WHAT TO PRODUCE:
Each entry must be restated word for word, with nothing omitted.

Start of SOURCE DATA

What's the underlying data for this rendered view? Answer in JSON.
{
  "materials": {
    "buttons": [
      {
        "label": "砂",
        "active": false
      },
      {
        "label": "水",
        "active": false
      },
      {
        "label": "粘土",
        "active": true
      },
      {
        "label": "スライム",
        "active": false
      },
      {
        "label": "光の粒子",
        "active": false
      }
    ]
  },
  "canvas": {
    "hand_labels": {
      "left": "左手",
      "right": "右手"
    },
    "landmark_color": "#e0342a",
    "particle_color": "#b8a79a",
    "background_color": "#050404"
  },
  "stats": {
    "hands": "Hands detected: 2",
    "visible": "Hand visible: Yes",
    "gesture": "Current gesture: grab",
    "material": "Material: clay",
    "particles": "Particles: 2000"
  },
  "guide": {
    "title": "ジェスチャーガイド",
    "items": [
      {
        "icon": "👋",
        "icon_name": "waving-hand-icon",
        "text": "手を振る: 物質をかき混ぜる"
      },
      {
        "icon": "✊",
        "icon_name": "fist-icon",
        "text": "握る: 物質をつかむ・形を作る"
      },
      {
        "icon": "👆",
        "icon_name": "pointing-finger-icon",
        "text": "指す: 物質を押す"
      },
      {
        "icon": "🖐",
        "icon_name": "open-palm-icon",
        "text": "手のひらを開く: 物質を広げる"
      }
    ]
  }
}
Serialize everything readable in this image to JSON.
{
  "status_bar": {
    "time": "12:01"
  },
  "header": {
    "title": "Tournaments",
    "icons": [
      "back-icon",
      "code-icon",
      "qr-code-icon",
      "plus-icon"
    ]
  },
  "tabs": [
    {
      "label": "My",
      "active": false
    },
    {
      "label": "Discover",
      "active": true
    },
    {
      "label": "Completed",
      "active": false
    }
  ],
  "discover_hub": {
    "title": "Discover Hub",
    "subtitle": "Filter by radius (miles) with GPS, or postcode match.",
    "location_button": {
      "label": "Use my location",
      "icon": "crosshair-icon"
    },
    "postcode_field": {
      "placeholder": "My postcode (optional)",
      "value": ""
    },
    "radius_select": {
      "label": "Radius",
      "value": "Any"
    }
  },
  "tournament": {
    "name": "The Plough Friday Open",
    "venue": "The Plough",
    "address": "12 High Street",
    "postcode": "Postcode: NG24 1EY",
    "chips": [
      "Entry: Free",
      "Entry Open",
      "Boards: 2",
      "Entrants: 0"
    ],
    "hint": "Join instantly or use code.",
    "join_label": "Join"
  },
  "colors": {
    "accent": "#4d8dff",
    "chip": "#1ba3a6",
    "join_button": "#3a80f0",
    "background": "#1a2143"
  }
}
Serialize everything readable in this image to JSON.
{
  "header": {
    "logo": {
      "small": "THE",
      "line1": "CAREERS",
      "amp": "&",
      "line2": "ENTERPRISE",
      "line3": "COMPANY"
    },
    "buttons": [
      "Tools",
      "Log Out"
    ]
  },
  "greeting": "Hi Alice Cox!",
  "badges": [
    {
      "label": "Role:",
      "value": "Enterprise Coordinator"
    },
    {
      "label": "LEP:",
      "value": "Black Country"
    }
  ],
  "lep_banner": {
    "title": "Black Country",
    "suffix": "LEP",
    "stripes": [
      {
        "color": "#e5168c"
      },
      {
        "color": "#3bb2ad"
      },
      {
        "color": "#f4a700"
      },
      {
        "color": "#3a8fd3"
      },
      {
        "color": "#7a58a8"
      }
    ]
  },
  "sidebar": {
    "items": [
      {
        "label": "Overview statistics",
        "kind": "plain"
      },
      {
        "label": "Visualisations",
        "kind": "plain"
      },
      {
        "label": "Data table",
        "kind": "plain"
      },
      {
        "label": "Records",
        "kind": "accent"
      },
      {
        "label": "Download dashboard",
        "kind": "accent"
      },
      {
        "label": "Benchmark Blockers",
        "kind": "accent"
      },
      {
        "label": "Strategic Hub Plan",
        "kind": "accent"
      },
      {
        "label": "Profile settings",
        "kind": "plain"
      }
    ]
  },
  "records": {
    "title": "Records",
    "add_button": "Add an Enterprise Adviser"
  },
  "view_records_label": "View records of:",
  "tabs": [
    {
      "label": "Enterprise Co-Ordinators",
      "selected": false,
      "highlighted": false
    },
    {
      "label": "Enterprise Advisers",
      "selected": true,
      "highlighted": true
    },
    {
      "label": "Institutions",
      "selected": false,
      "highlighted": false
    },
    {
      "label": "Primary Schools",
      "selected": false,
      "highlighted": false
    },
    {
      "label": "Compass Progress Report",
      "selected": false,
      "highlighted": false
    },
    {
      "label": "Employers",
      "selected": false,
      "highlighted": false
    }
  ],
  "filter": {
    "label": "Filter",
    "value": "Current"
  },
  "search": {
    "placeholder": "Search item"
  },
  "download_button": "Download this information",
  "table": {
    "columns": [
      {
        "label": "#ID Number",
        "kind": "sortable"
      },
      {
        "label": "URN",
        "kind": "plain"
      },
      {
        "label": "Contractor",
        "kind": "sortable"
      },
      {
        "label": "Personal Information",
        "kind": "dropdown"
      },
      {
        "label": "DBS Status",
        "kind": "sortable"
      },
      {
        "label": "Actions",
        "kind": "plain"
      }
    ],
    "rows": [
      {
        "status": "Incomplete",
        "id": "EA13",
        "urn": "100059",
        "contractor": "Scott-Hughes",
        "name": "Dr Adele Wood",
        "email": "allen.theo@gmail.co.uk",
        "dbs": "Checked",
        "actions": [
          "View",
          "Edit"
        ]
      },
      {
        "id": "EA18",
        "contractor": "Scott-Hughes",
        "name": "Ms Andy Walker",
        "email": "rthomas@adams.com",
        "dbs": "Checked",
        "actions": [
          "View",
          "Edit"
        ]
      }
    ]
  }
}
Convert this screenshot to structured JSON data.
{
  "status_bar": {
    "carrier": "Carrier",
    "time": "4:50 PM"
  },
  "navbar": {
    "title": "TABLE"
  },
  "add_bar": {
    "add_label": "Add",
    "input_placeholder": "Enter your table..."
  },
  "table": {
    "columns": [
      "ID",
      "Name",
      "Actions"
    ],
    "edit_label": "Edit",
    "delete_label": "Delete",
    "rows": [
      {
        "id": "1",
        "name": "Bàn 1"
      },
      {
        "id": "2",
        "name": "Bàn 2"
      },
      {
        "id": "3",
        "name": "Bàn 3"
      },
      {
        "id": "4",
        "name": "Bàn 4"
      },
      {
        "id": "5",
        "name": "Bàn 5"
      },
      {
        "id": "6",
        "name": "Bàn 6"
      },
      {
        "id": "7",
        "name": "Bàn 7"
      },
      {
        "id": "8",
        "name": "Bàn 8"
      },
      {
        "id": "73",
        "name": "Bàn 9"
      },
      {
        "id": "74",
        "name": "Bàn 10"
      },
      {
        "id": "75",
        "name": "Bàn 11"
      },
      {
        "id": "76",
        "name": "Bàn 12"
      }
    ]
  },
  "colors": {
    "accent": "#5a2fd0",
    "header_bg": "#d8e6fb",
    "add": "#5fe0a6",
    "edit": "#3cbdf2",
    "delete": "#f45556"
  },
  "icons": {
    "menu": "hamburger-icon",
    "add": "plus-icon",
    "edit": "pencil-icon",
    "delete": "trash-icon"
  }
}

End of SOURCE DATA

EXERCISE ANSWER:
What's the underlying data for this rendered view? Answer in JSON.
{
  "materials": {
    "buttons": [
      {
        "label": "砂",
        "active": false
      },
      {
        "label": "水",
        "active": false
      },
      {
        "label": "粘土",
        "active": true
      },
      {
        "label": "スライム",
        "active": false
      },
      {
        "label": "光の粒子",
        "active": false
      }
    ]
  },
  "canvas": {
    "hand_labels": {
      "left": "左手",
      "right": "右手"
    },
    "landmark_color": "#e0342a",
    "particle_color": "#b8a79a",
    "background_color": "#050404"
  },
  "stats": {
    "hands": "Hands detected: 2",
    "visible": "Hand visible: Yes",
    "gesture": "Current gesture: grab",
    "material": "Material: clay",
    "particles": "Particles: 2000"
  },
  "guide": {
    "title": "ジェスチャーガイド",
    "items": [
      {
        "icon": "👋",
        "icon_name": "waving-hand-icon",
        "text": "手を振る: 物質をかき混ぜる"
      },
      {
        "icon": "✊",
        "icon_name": "fist-icon",
        "text": "握る: 物質をつかむ・形を作る"
      },
      {
        "icon": "👆",
        "icon_name": "pointing-finger-icon",
        "text": "指す: 物質を押す"
      },
      {
        "icon": "🖐",
        "icon_name": "open-palm-icon",
        "text": "手のひらを開く: 物質を広げる"
      }
    ]
  }
}
Serialize everything readable in this image to JSON.
{
  "status_bar": {
    "time": "12:01"
  },
  "header": {
    "title": "Tournaments",
    "icons": [
      "back-icon",
      "code-icon",
      "qr-code-icon",
      "plus-icon"
    ]
  },
  "tabs": [
    {
      "label": "My",
      "active": false
    },
    {
      "label": "Discover",
      "active": true
    },
    {
      "label": "Completed",
      "active": false
    }
  ],
  "discover_hub": {
    "title": "Discover Hub",
    "subtitle": "Filter by radius (miles) with GPS, or postcode match.",
    "location_button": {
      "label": "Use my location",
      "icon": "crosshair-icon"
    },
    "postcode_field": {
      "placeholder": "My postcode (optional)",
      "value": ""
    },
    "radius_select": {
      "label": "Radius",
      "value": "Any"
    }
  },
  "tournament": {
    "name": "The Plough Friday Open",
    "venue": "The Plough",
    "address": "12 High Street",
    "postcode": "Postcode: NG24 1EY",
    "chips": [
      "Entry: Free",
      "Entry Open",
      "Boards: 2",
      "Entrants: 0"
    ],
    "hint": "Join instantly or use code.",
    "join_label": "Join"
  },
  "colors": {
    "accent": "#4d8dff",
    "chip": "#1ba3a6",
    "join_button": "#3a80f0",
    "background": "#1a2143"
  }
}
Serialize everything readable in this image to JSON.
{
  "header": {
    "logo": {
      "small": "THE",
      "line1": "CAREERS",
      "amp": "&",
      "line2": "ENTERPRISE",
      "line3": "COMPANY"
    },
    "buttons": [
      "Tools",
      "Log Out"
    ]
  },
  "greeting": "Hi Alice Cox!",
  "badges": [
    {
      "label": "Role:",
      "value": "Enterprise Coordinator"
    },
    {
      "label": "LEP:",
      "value": "Black Country"
    }
  ],
  "lep_banner": {
    "title": "Black Country",
    "suffix": "LEP",
    "stripes": [
      {
        "color": "#e5168c"
      },
      {
        "color": "#3bb2ad"
      },
      {
        "color": "#f4a700"
      },
      {
        "color": "#3a8fd3"
      },
      {
        "color": "#7a58a8"
      }
    ]
  },
  "sidebar": {
    "items": [
      {
        "label": "Overview statistics",
        "kind": "plain"
      },
      {
        "label": "Visualisations",
        "kind": "plain"
      },
      {
        "label": "Data table",
        "kind": "plain"
      },
      {
        "label": "Records",
        "kind": "accent"
      },
      {
        "label": "Download dashboard",
        "kind": "accent"
      },
      {
        "label": "Benchmark Blockers",
        "kind": "accent"
      },
      {
        "label": "Strategic Hub Plan",
        "kind": "accent"
      },
      {
        "label": "Profile settings",
        "kind": "plain"
      }
    ]
  },
  "records": {
    "title": "Records",
    "add_button": "Add an Enterprise Adviser"
  },
  "view_records_label": "View records of:",
  "tabs": [
    {
      "label": "Enterprise Co-Ordinators",
      "selected": false,
      "highlighted": false
    },
    {
      "label": "Enterprise Advisers",
      "selected": true,
      "highlighted": true
    },
    {
      "label": "Institutions",
      "selected": false,
      "highlighted": false
    },
    {
      "label": "Primary Schools",
      "selected": false,
      "highlighted": false
    },
    {
      "label": "Compass Progress Report",
      "selected": false,
      "highlighted": false
    },
    {
      "label": "Employers",
      "selected": false,
      "highlighted": false
    }
  ],
  "filter": {
    "label": "Filter",
    "value": "Current"
  },
  "search": {
    "placeholder": "Search item"
  },
  "download_button": "Download this information",
  "table": {
    "columns": [
      {
        "label": "#ID Number",
        "kind": "sortable"
      },
      {
        "label": "URN",
        "kind": "plain"
      },
      {
        "label": "Contractor",
        "kind": "sortable"
      },
      {
        "label": "Personal Information",
        "kind": "dropdown"
      },
      {
        "label": "DBS Status",
        "kind": "sortable"
      },
      {
        "label": "Actions",
        "kind": "plain"
      }
    ],
    "rows": [
      {
        "status": "Incomplete",
        "id": "EA13",
        "urn": "100059",
        "contractor": "Scott-Hughes",
        "name": "Dr Adele Wood",
        "email": "allen.theo@gmail.co.uk",
        "dbs": "Checked",
        "actions": [
          "View",
          "Edit"
        ]
      },
      {
        "id": "EA18",
        "contractor": "Scott-Hughes",
        "name": "Ms Andy Walker",
        "email": "rthomas@adams.com",
        "dbs": "Checked",
        "actions": [
          "View",
          "Edit"
        ]
      }
    ]
  }
}
Convert this screenshot to structured JSON data.
{
  "status_bar": {
    "carrier": "Carrier",
    "time": "4:50 PM"
  },
  "navbar": {
    "title": "TABLE"
  },
  "add_bar": {
    "add_label": "Add",
    "input_placeholder": "Enter your table..."
  },
  "table": {
    "columns": [
      "ID",
      "Name",
      "Actions"
    ],
    "edit_label": "Edit",
    "delete_label": "Delete",
    "rows": [
      {
        "id": "1",
        "name": "Bàn 1"
      },
      {
        "id": "2",
        "name": "Bàn 2"
      },
      {
        "id": "3",
        "name": "Bàn 3"
      },
      {
        "id": "4",
        "name": "Bàn 4"
      },
      {
        "id": "5",
        "name": "Bàn 5"
      },
      {
        "id": "6",
        "name": "Bàn 6"
      },
      {
        "id": "7",
        "name": "Bàn 7"
      },
      {
        "id": "8",
        "name": "Bàn 8"
      },
      {
        "id": "73",
        "name": "Bàn 9"
      },
      {
        "id": "74",
        "name": "Bàn 10"
      },
      {
        "id": "75",
        "name": "Bàn 11"
      },
      {
        "id": "76",
        "name": "Bàn 12"
      }
    ]
  },
  "colors": {
    "accent": "#5a2fd0",
    "header_bg": "#d8e6fb",
    "add": "#5fe0a6",
    "edit": "#3cbdf2",
    "delete": "#f45556"
  },
  "icons": {
    "menu": "hamburger-icon",
    "add": "plus-icon",
    "edit": "pencil-icon",
    "delete": "trash-icon"
  }
}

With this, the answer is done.